[Website and app data records]
Segment Open

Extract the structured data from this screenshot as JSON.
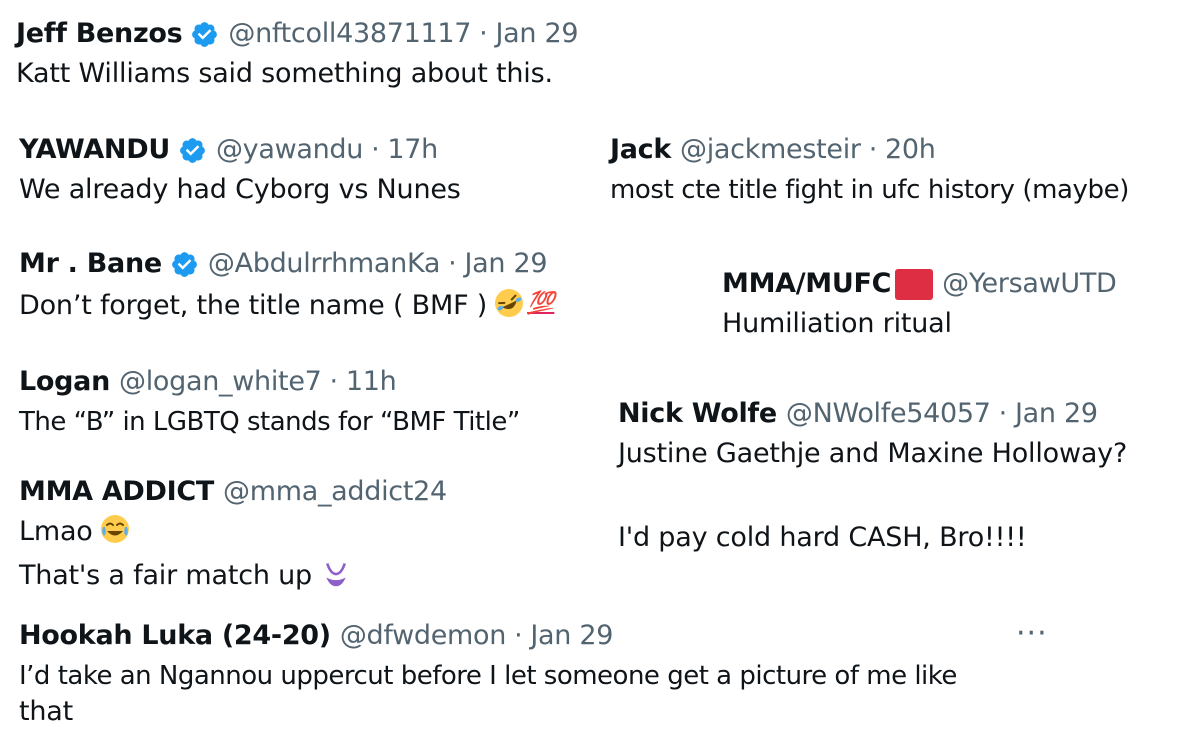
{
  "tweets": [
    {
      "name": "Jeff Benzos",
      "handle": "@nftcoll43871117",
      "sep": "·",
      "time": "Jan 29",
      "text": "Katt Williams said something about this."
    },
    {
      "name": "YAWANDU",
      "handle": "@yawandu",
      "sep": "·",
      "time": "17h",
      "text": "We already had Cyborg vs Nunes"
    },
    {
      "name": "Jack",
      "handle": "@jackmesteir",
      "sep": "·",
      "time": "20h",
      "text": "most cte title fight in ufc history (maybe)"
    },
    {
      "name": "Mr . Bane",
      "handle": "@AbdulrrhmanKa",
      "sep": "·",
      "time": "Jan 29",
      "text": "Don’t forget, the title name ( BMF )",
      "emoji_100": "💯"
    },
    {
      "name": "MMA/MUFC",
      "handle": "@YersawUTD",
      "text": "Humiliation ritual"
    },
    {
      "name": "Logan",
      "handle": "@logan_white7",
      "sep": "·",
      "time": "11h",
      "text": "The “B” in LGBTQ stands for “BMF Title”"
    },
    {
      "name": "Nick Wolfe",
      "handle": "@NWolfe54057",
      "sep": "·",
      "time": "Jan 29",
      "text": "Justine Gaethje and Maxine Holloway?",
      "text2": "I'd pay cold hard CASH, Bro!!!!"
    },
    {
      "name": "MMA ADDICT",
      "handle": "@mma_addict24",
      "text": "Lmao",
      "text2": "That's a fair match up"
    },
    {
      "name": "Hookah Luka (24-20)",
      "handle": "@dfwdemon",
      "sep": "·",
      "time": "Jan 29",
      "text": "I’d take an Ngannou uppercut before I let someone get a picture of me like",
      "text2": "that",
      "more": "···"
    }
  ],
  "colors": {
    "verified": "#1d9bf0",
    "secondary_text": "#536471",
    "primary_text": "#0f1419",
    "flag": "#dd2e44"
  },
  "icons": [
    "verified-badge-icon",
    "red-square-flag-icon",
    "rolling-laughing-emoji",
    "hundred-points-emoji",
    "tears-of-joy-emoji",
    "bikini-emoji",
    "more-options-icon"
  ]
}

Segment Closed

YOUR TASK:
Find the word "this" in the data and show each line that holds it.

RESULT:
Extract the structured data from this screenshot as JSON.
      "text": "Katt Williams said something about this."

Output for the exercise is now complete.